▶ _TASK DETAILS_:
Write out exactly, please, the lines from the one containing "Extract the structured" to the end of the material.

▶ _LISTED ENTRIES_:
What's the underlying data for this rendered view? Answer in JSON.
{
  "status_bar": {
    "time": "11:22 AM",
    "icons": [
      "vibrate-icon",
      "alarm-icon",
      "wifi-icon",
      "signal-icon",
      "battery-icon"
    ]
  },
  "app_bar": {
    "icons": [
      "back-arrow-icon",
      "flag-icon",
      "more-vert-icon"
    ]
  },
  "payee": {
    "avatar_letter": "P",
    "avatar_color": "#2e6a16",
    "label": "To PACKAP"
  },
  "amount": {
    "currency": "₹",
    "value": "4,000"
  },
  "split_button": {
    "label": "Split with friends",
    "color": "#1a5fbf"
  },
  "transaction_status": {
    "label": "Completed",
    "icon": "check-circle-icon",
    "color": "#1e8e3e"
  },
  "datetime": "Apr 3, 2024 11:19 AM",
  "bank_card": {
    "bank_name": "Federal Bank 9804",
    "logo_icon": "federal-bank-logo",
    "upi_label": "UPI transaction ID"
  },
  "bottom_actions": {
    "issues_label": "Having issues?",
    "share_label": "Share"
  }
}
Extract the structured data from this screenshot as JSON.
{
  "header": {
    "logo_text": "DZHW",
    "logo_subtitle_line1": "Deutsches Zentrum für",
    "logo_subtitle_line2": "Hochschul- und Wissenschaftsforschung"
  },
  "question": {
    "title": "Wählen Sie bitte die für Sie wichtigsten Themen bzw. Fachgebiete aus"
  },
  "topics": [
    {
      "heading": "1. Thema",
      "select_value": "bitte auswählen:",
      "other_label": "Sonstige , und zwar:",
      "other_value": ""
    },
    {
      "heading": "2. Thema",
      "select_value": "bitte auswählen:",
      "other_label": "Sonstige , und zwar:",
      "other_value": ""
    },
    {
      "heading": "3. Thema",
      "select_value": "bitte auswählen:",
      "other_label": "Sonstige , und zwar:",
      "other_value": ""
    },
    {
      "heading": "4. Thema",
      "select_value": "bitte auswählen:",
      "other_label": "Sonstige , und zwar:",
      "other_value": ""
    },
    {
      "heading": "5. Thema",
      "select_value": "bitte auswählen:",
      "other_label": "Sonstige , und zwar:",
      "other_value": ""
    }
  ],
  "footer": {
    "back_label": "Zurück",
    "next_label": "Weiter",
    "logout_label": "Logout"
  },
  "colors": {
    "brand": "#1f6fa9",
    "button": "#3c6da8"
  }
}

▶ _SOLUTION FOR THIS PROBLEM_:
Extract the structured data from this screenshot as JSON.
{
  "header": {
    "logo_text": "DZHW",
    "logo_subtitle_line1": "Deutsches Zentrum für",
    "logo_subtitle_line2": "Hochschul- und Wissenschaftsforschung"
  },
  "question": {
    "title": "Wählen Sie bitte die für Sie wichtigsten Themen bzw. Fachgebiete aus"
  },
  "topics": [
    {
      "heading": "1. Thema",
      "select_value": "bitte auswählen:",
      "other_label": "Sonstige , und zwar:",
      "other_value": ""
    },
    {
      "heading": "2. Thema",
      "select_value": "bitte auswählen:",
      "other_label": "Sonstige , und zwar:",
      "other_value": ""
    },
    {
      "heading": "3. Thema",
      "select_value": "bitte auswählen:",
      "other_label": "Sonstige , und zwar:",
      "other_value": ""
    },
    {
      "heading": "4. Thema",
      "select_value": "bitte auswählen:",
      "other_label": "Sonstige , und zwar:",
      "other_value": ""
    },
    {
      "heading": "5. Thema",
      "select_value": "bitte auswählen:",
      "other_label": "Sonstige , und zwar:",
      "other_value": ""
    }
  ],
  "footer": {
    "back_label": "Zurück",
    "next_label": "Weiter",
    "logout_label": "Logout"
  },
  "colors": {
    "brand": "#1f6fa9",
    "button": "#3c6da8"
  }
}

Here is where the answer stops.